It’s that moment you realize March has rolled around again. For you it may bring thoughts of spring flowers or warm weather to get outside. Maybe you’re Irish or you just take your Shakespeare way too seriously.
For me, it has a little more meaning. It’s the second anniversary of Living with Lymphoma.
The days would have slipped on by had it not been for a back-burner project I’ve been working on. I’ve debated for two years now about whether or not to share these experiences in greater detail. I go back and forth between “Move On” and “Time has brought deeper Perspective.” The latter is winning out, so I’ve been toying with structural and format ideas when my fiction meter hits redline.
I was working on some notes when a date flashed past. March 11, 2014. Two years to the day of writing about my first trip to Boston for the consult with the ENT specialist there. It was Week 2, now one-hundred and four weeks ago. The coincidence caught me off guard. One minute I was working late, engrossed in notes with the back of my mind thinking about prep for walking one of the foster dogs in a parade tomorrow, the next I realized the real milestone passed last Friday without a peep.
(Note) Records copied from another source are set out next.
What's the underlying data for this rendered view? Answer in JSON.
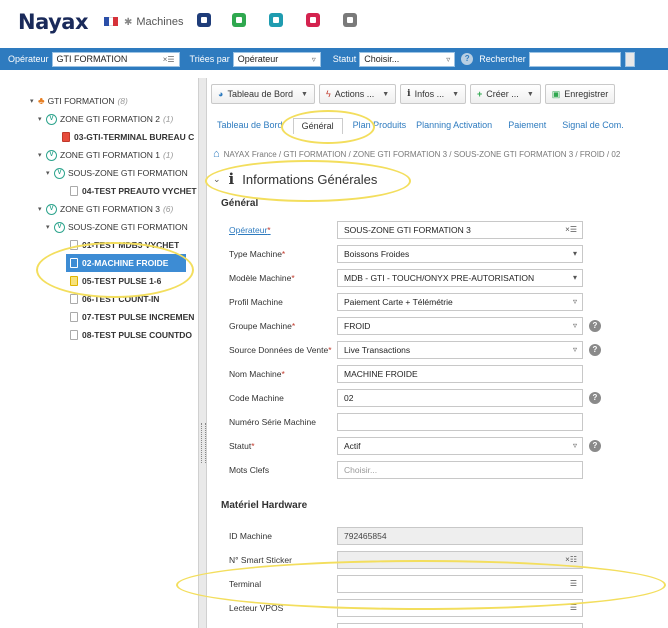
{
  "header": {
    "logo": "Nayax",
    "section": "Machines",
    "colors": {
      "brand": "#1a2a5a",
      "accent": "#2e7bbf",
      "selection": "#3d8cd4",
      "annotation": "#f3de5d"
    }
  },
  "filters": {
    "operator_label": "Opérateur",
    "operator_value": "GTI FORMATION",
    "sort_label": "Triées par",
    "sort_value": "Opérateur",
    "status_label": "Statut",
    "status_value": "Choisir...",
    "search_label": "Rechercher",
    "search_value": ""
  },
  "tree": {
    "items": [
      {
        "label": "GTI FORMATION",
        "count": "(8)"
      },
      {
        "label": "ZONE GTI FORMATION 2",
        "count": "(1)"
      },
      {
        "label": "03-GTI-TERMINAL BUREAU C",
        "count": ""
      },
      {
        "label": "ZONE GTI FORMATION 1",
        "count": "(1)"
      },
      {
        "label": "SOUS-ZONE GTI FORMATION",
        "count": ""
      },
      {
        "label": "04-TEST PREAUTO VYCHET",
        "count": ""
      },
      {
        "label": "ZONE GTI FORMATION 3",
        "count": "(6)"
      },
      {
        "label": "SOUS-ZONE GTI FORMATION",
        "count": ""
      },
      {
        "label": "01-TEST MDB3 VYCHET",
        "count": ""
      },
      {
        "label": "02-MACHINE FROIDE",
        "count": ""
      },
      {
        "label": "05-TEST PULSE 1-6",
        "count": ""
      },
      {
        "label": "06-TEST COUNT-IN",
        "count": ""
      },
      {
        "label": "07-TEST PULSE INCREMEN",
        "count": ""
      },
      {
        "label": "08-TEST PULSE COUNTDO",
        "count": ""
      }
    ]
  },
  "toolbar": {
    "dashboard": "Tableau de Bord",
    "actions": "Actions ...",
    "infos": "Infos ...",
    "create": "Créer ...",
    "save": "Enregistrer"
  },
  "tabs": [
    "Tableau de Bord",
    "Général",
    "Plan Produits",
    "Planning Activation",
    "Paiement",
    "Signal de Com."
  ],
  "breadcrumb": "NAYAX France / GTI FORMATION / ZONE GTI FORMATION 3 / SOUS-ZONE GTI FORMATION 3 / FROID / 02",
  "section_title": "Informations Générales",
  "general": {
    "title": "Général",
    "operator": {
      "label": "Opérateur",
      "value": "SOUS-ZONE GTI FORMATION 3"
    },
    "machine_type": {
      "label": "Type Machine",
      "value": "Boissons Froides"
    },
    "machine_model": {
      "label": "Modèle Machine",
      "value": "MDB - GTI - TOUCH/ONYX PRE-AUTORISATION"
    },
    "machine_profile": {
      "label": "Profil Machine",
      "value": "Paiement Carte + Télémétrie"
    },
    "machine_group": {
      "label": "Groupe Machine",
      "value": "FROID"
    },
    "sales_source": {
      "label": "Source Données de Vente",
      "value": "Live Transactions"
    },
    "machine_name": {
      "label": "Nom Machine",
      "value": "MACHINE FROIDE"
    },
    "machine_code": {
      "label": "Code Machine",
      "value": "02"
    },
    "serial": {
      "label": "Numéro Série Machine",
      "value": ""
    },
    "status": {
      "label": "Statut",
      "value": "Actif"
    },
    "keywords": {
      "label": "Mots Clefs",
      "placeholder": "Choisir..."
    }
  },
  "hardware": {
    "title": "Matériel Hardware",
    "machine_id": {
      "label": "ID Machine",
      "value": "792465854"
    },
    "smart_sticker": {
      "label": "N° Smart Sticker",
      "value": ""
    },
    "terminal": {
      "label": "Terminal",
      "value": ""
    },
    "vpos_reader": {
      "label": "Lecteur VPOS",
      "value": ""
    }
  }
}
Taking notes on how naive the Lovely Bride and I were about what was happening makes me laugh. There were so many lessons we knew, and so many new ones we were forced to learn. I was scared, but couldn’t admit it yet. I’m still terrified two years later. The calendar for the next twenty years is full, but none of that matters if I don’t make it that far. My bi-annual scan is just a few weeks away and my stress levels are already rising.
But the decision to of whether or not to share these deeper thoughts, to go back and re-live all of this for the sake of digging up the gold buried there, has been a tough one. My first thought is always: Who Cares? The truth is, very few people. Fine. Good. So I won’t bother. But what about the people who do care? What about the person sitting in the examination room who has just gotten the news? I feel like I owe it to them to add my story to the overall narrative. “Ego!” you shout, “This is just about your ego.” No, I learned that from the last one. This is just about one person’s story. I don’t expect it to be something people are talking about on Good Morning America. I just want to reach the few people who need it.
If I can just reach those few people who chuckle at the dumb mistakes we made, or who identify with the shock and that fateful train ride home. Alone. They are why I’ve decided to make this happen.
My hope is always that my story will ease the fear and stress for others. It has in the past, and I hope this little back-burner project will do the same. I seem to always end up representing the “Go Big, or Go Home” crowd when it comes to my adventures, whether I set out to do so or not. So be it. Life can keep dropping this shit in my lap, and I’ll keep telling the story – one week at a time.